Phil Marcelino, maintenance team leader at the MCHV Campus of Fletcher Allen Health Care, credits the Harts with “excellent workmanship, quality materials, and getting the job done in a timely manner. I select them for jobs because they are reputable and I know their work first hand.”

F.E. Hart installed privacy fencing at the Hope Lodge on East Avenue in Burlington, fencing for a children’s playground, construction of inside material storage cages and tool cribs at the hospital, and screening for some of the hospital’s transformers. “They wove material called evergreen through the chain link fence to camouflage them,” Marcelino says. “It looks like greenery and we never have to trim it. One other thing I have noticed over the years is how hard-working and well-mannered Ed’s crews are. That speaks highly of them and the business they represent.”

Hart is quick to praise his employees. “My employees are a great group of people. I have the highest respect for them. They can make, install, or repair just about anything. We don’t have a high turnover on our crews. I think the employee with the least amount of time with the business has been here eight years.”

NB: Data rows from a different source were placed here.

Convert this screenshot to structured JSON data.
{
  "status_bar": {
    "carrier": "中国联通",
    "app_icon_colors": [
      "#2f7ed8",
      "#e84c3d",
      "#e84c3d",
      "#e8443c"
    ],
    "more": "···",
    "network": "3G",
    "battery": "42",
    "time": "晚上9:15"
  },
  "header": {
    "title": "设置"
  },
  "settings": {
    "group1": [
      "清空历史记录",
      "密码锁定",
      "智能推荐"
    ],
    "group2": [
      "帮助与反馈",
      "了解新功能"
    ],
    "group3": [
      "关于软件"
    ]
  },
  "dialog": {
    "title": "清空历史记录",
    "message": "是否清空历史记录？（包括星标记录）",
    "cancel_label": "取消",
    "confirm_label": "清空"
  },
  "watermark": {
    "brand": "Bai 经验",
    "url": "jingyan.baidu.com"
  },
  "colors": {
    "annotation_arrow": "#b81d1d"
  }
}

Arny Hill, who calls himself a jack of all trades, is a crew foreman who has worked there for 18 years. “I like the outdoor work, and I really like working here,” he says. “I install fence seasonally, and in the winter I’m in the shop repairing equipment and getting ready for spring. Ed is such an honest, hard-working person. I have a very good relationship with my bosses, Ed and Patti both.”

Hart’s business has done some unusual jobs over the years, including building a roofed wolf enclosure in Jeffersonville with an extra security fence to keep onlookers from bothering the animals, or maybe the reverse. They have constructed indoor kennel areas for veterinarians, indoor security fences for bonded areas, and a large PVC fence show ring for horses at the Champlain Valley Fairgrounds.

Although their life revolves around the business, the Harts are avid bowlers and motorcycle enthusiasts, who own and ride a Harley-Davidson. In the winter, Hart spends his weekends snowmobile touring in Canada.

Hart tilts his chair back and ponders his final comments. “I don’t get out in the field as much now. My job is estimates, setting the jobs up, assigning the crews, checking that we have all the materials we need for a job, basically making sure that everything runs smoothly. I’m very definitely a hands-on business owner. I still like to get my hands dirty, but it probably isn’t the best use of my time at this stage of the business.

“We’ve been lucky,” Hart concludes. “Have I ever had problems? Sure. Some days if I’m frustrated about something I’d sell the business for a nickel, but the next day I wouldn’t take a million dollars for it.”